Besides, priestesses were all over the ancient world; it was a common place. But never in Judaism, only in paganism.
“There wouldn't be any need for female altar servers and female eucharistic ministers if the Church in Western countries hadn't caved to the zeitgeist of the 1960s!”
There is one church near me that doesn't permit female altar servers. It is clearly the most “conservative” local parish we hav nearby. It is the parish that produces more vocations to the priesthood than all the others near me put together.
Good point! It rather bemuses (and rather amuses) me when people claiming to be Christian use the argument that something-or-other in Christianity is only because Christ lived in such benighted times.

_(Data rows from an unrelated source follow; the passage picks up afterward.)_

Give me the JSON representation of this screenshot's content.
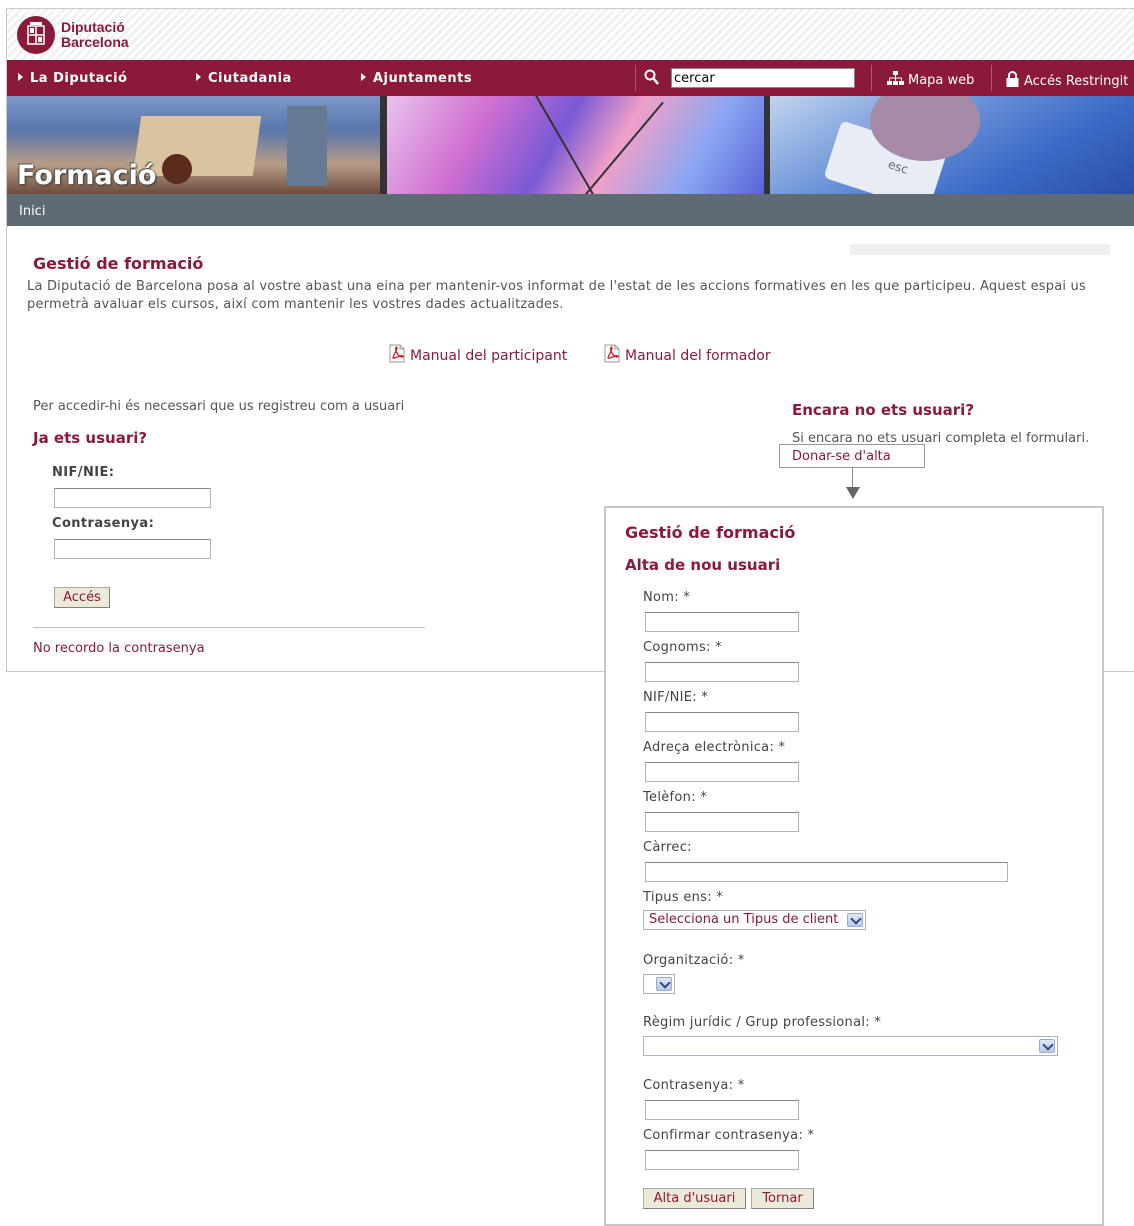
{
  "brand": {
    "line1": "Diputació",
    "line2": "Barcelona"
  },
  "nav": {
    "items": [
      "La Diputació",
      "Ciutadania",
      "Ajuntaments"
    ],
    "search_value": "cercar",
    "links": {
      "sitemap": "Mapa web",
      "restricted": "Accés Restringit"
    }
  },
  "banner": {
    "title": "Formació",
    "key_label": "esc"
  },
  "breadcrumb": "Inici",
  "main": {
    "title": "Gestió de formació",
    "intro": "La Diputació de Barcelona posa al vostre abast una eina per mantenir-vos informat de l'estat de les accions formatives en les que participeu. Aquest espai us permetrà avaluar els cursos, així com mantenir les vostres dades actualitzades.",
    "manuals": [
      "Manual del participant",
      "Manual del formador"
    ],
    "access_note": "Per accedir-hi és necessari que us registreu com a usuari"
  },
  "login": {
    "heading": "Ja ets usuari?",
    "nif_label": "NIF/NIE:",
    "password_label": "Contrasenya:",
    "submit_label": "Accés",
    "forgot_link": "No recordo la contrasenya"
  },
  "signup": {
    "heading": "Encara no ets usuari?",
    "text": "Si encara no ets usuari completa el formulari.",
    "callout": "Donar-se d'alta"
  },
  "popup": {
    "title": "Gestió de formació",
    "subtitle": "Alta de nou usuari",
    "fields": {
      "nom": "Nom: *",
      "cognoms": "Cognoms: *",
      "nif": "NIF/NIE: *",
      "email": "Adreça electrònica: *",
      "telefon": "Telèfon: *",
      "carrec": "Càrrec:",
      "tipus": "Tipus ens: *",
      "organitzacio": "Organització: *",
      "regim": "Règim jurídic / Grup professional: *",
      "password": "Contrasenya: *",
      "confirm": "Confirmar contrasenya: *"
    },
    "tipus_selected": "Selecciona un Tipus de client",
    "buttons": {
      "submit": "Alta d'usuari",
      "back": "Tornar"
    }
  },
  "colors": {
    "brand": "#8b1a3a",
    "crumbbar": "#606a74"
  }
}
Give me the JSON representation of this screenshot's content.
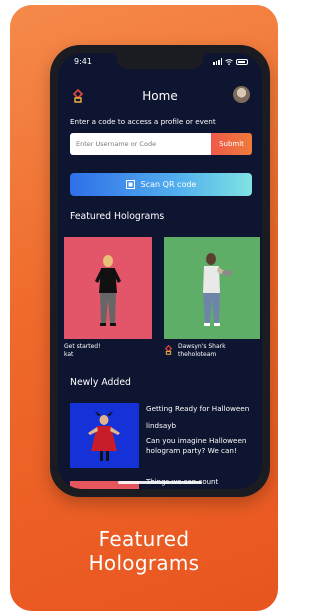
{
  "status": {
    "time": "9:41"
  },
  "header": {
    "title": "Home"
  },
  "code_entry": {
    "prompt": "Enter a code to access a profile or event",
    "placeholder": "Enter Username or Code",
    "submit_label": "Submit"
  },
  "scan": {
    "label": "Scan QR code"
  },
  "featured": {
    "heading": "Featured Holograms",
    "items": [
      {
        "title": "Get started!",
        "user": "kat"
      },
      {
        "title": "Dawsyn's Shark",
        "user": "theholoteam"
      }
    ]
  },
  "newly_added": {
    "heading": "Newly Added",
    "items": [
      {
        "title": "Getting Ready for Halloween",
        "user": "lindsayb",
        "description": "Can you imagine Halloween hologram party? We can!"
      },
      {
        "title": "Things we can count"
      }
    ]
  },
  "caption": {
    "line1": "Featured",
    "line2": "Holograms"
  },
  "colors": {
    "card_gradient_start": "#f58a4a",
    "card_gradient_end": "#e8551f",
    "app_background": "#0e1530",
    "submit_button": "#f05a4a",
    "scan_button_start": "#2f6fe8",
    "scan_button_end": "#7fe3e2",
    "featured_card_1": "#e3566a",
    "featured_card_2": "#5fae67",
    "new_thumb": "#1531d8"
  },
  "icons": [
    "holo-logo-icon",
    "qr-scan-icon",
    "signal-icon",
    "wifi-icon",
    "battery-icon",
    "avatar"
  ]
}
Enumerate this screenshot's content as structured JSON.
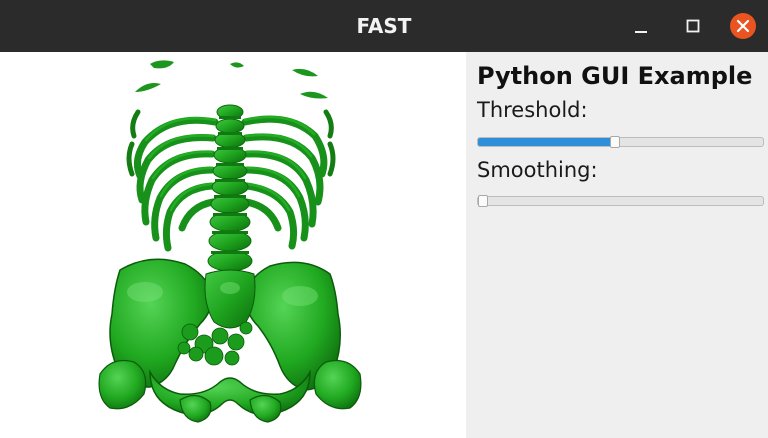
{
  "window": {
    "title": "FAST",
    "controls": {
      "minimize_icon": "minimize-icon",
      "maximize_icon": "maximize-icon",
      "close_icon": "close-icon"
    },
    "titlebar_color": "#2b2b2b",
    "close_button_color": "#e95420"
  },
  "viewport": {
    "content": "3D skeleton render (spine, ribs, pelvis)",
    "render_color": "#1fa51f",
    "background": "#ffffff"
  },
  "panel": {
    "heading": "Python GUI Example",
    "threshold": {
      "label": "Threshold:",
      "value_fraction": 0.48,
      "fill_color": "#2f8fd8"
    },
    "smoothing": {
      "label": "Smoothing:",
      "value_fraction": 0.0
    },
    "background": "#efefef"
  }
}
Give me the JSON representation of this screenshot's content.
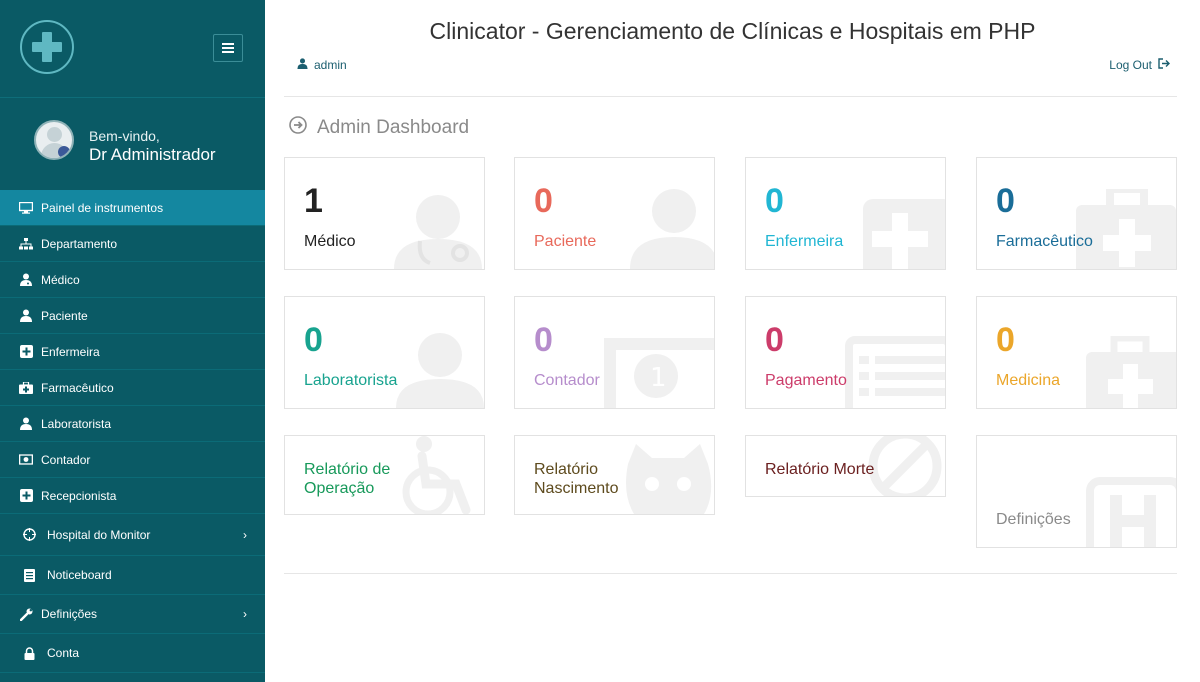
{
  "app_title": "Clinicator - Gerenciamento de Clínicas e Hospitais em PHP",
  "header": {
    "user": "admin",
    "logout": "Log Out"
  },
  "sidebar": {
    "welcome": "Bem-vindo,",
    "admin_name": "Dr Administrador",
    "items": [
      {
        "label": "Painel de instrumentos",
        "icon": "monitor-icon"
      },
      {
        "label": "Departamento",
        "icon": "sitemap-icon"
      },
      {
        "label": "Médico",
        "icon": "doctor-icon"
      },
      {
        "label": "Paciente",
        "icon": "user-icon"
      },
      {
        "label": "Enfermeira",
        "icon": "plus-square-icon"
      },
      {
        "label": "Farmacêutico",
        "icon": "medkit-icon"
      },
      {
        "label": "Laboratorista",
        "icon": "user-icon"
      },
      {
        "label": "Contador",
        "icon": "money-icon"
      },
      {
        "label": "Recepcionista",
        "icon": "plus-square-icon"
      },
      {
        "label": "Hospital do Monitor",
        "icon": "crosshair-icon"
      },
      {
        "label": "Noticeboard",
        "icon": "list-icon"
      },
      {
        "label": "Definições",
        "icon": "wrench-icon"
      },
      {
        "label": "Conta",
        "icon": "lock-icon"
      }
    ]
  },
  "dashboard_title": "Admin Dashboard",
  "cards": [
    {
      "num": "1",
      "label": "Médico",
      "color": "#222222"
    },
    {
      "num": "0",
      "label": "Paciente",
      "color": "#e8695b"
    },
    {
      "num": "0",
      "label": "Enfermeira",
      "color": "#21b6d3"
    },
    {
      "num": "0",
      "label": "Farmacêutico",
      "color": "#1a6d98"
    },
    {
      "num": "0",
      "label": "Laboratorista",
      "color": "#18a38f"
    },
    {
      "num": "0",
      "label": "Contador",
      "color": "#b68dcc"
    },
    {
      "num": "0",
      "label": "Pagamento",
      "color": "#cc3c6a"
    },
    {
      "num": "0",
      "label": "Medicina",
      "color": "#eba62a"
    }
  ],
  "reports": [
    {
      "label": "Relatório de Operação",
      "color": "#17995a"
    },
    {
      "label": "Relatório Nascimento",
      "color": "#5e4b1e"
    },
    {
      "label": "Relatório Morte",
      "color": "#6b2020"
    },
    {
      "label": "Definições",
      "color": "#8a8a8a"
    }
  ]
}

Do they really think that if only God had thought about it a bit more or were a little bit smarter, Christ would have been born in a more enlightened age, one rather like our own, in fact? ;-)
Dig in those heels. We shall see.
Nope. We'll leave, and watch your apostate church join the Episcopalians in perdition and apostasy.
But you're living a fantasy, because that will never happen. Never.
Go to a mainline Protestant church that ordains women, and see how many men you see in the congregation between the ages of 20 and 60. They leave. They go away. They don’t want any part of your feminized so-called Christianity.
Where do you come up with this??? The Catholic Church in the US isn't as strong as it may have appeared to have been 50 years ago but it's far from dying. In fact it's the most vibrant Church in the developed, first world.
I also noticed in a previous post that you think ytoung people are abandonning the Church. Maybe in your parish...which from the tenor of your comments I would guess is probably very liberal...but not in the Church at large. Young people are the core of our Church...more and more of them are finding their way to a religious vocation and many of those who don't are finding fullfilment in the vocation of marriage and family life and are some of the most traditional Catholics around.
Hey T.M., can you give us a ballpark estimate of how long you think we have to go until we get validly ordained priestesses? Like 5 years, 20years, 100 years, 500 years or what?